Editorial on new WHO initiative to strengthen evidence-informed practice
In an opinion piece for the British Medical Journal (BMJ) two Fuse experts take a closer look at the World Health Organization (WHO) Europe action plan to strengthen the use of evidence and research for policy making.
The article ‘Better evidence for smarter policy making’ is co-authored by Fuse Deputy Director David Hunter, Professor of Health Policy and Management, and Dr Shelina Visram (pictured), Fuse associate and Senior Lecturer in Public Policy and Health. In the editorial, the academics from Durham University write:
“As countries struggle to transform their health systems to cope with rising demand, ageing populations, and largely avoidable lifestyle related illnesses within limited budgets, policy makers are desperate for the right kind of evidence. It is not the “what” question that preoccupies them, since the main components of health system transformation are well known and accepted, but how to implement them.
“It is therefore timely that WHO Europe is seeking to strengthen the use of evidence and research for policy making. Its action plan was endorsed by all 53 member states at the recent regional committee meeting in Copenhagen. The goal is to consolidate, strengthen, and promote the generation and use of multidisciplinary and intersectoral sources of evidence for making health policy in line with the health related sustainable development goals and the Health 2020 policy framework. One of the four agreed areas for action is knowledge translation and increasing capacity in the journey from research to policy.
“Though directed at countries without robust research infrastructure and strategies, there are important implications for Western European countries like the UK with its much envied National Institute for Health Research. Merely stockpiling research that is little used or ignored is as much a problem in developed health systems, where arguably policy still owes too much to political ideology or beliefs and lacks a good grounding in evidence. Sometimes research lacks impact because academic researchers fail to ask the questions that matter to policy makers, practitioners, and the public, or because the timelines are not aligned to the needs of policy makers.”
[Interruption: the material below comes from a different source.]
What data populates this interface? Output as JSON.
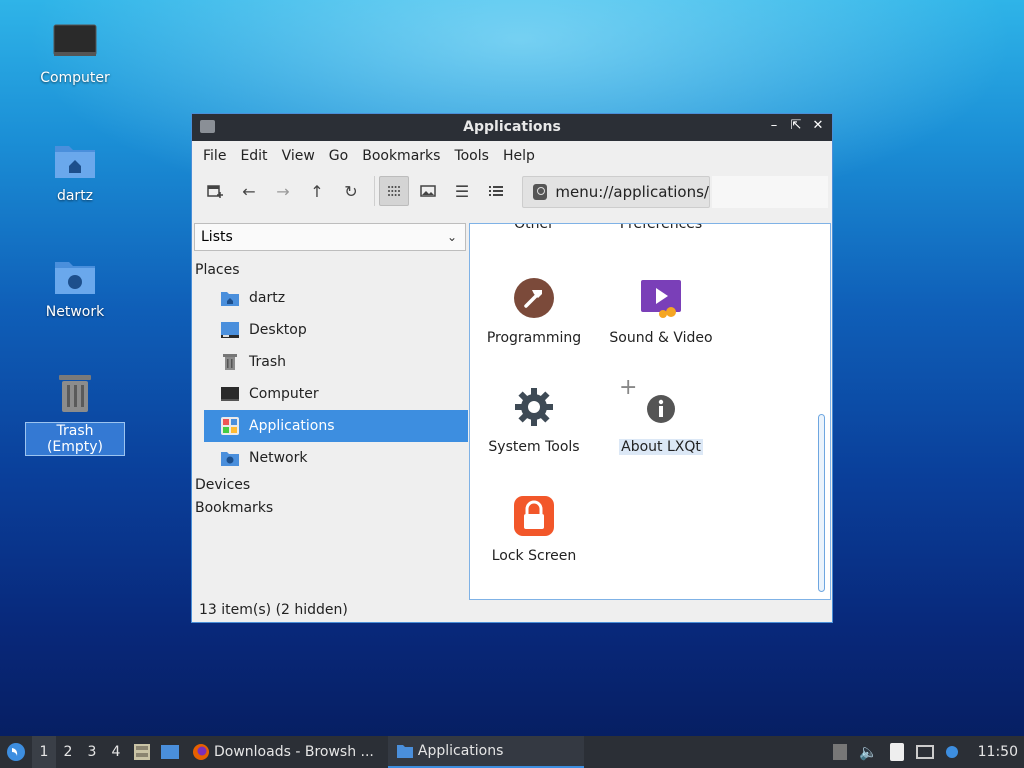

To read the full editorial visit: http://www.bmj.com/content/355/bmj.i6399
Last modified: Tue, 31 Jul 2018 09:13:36 BST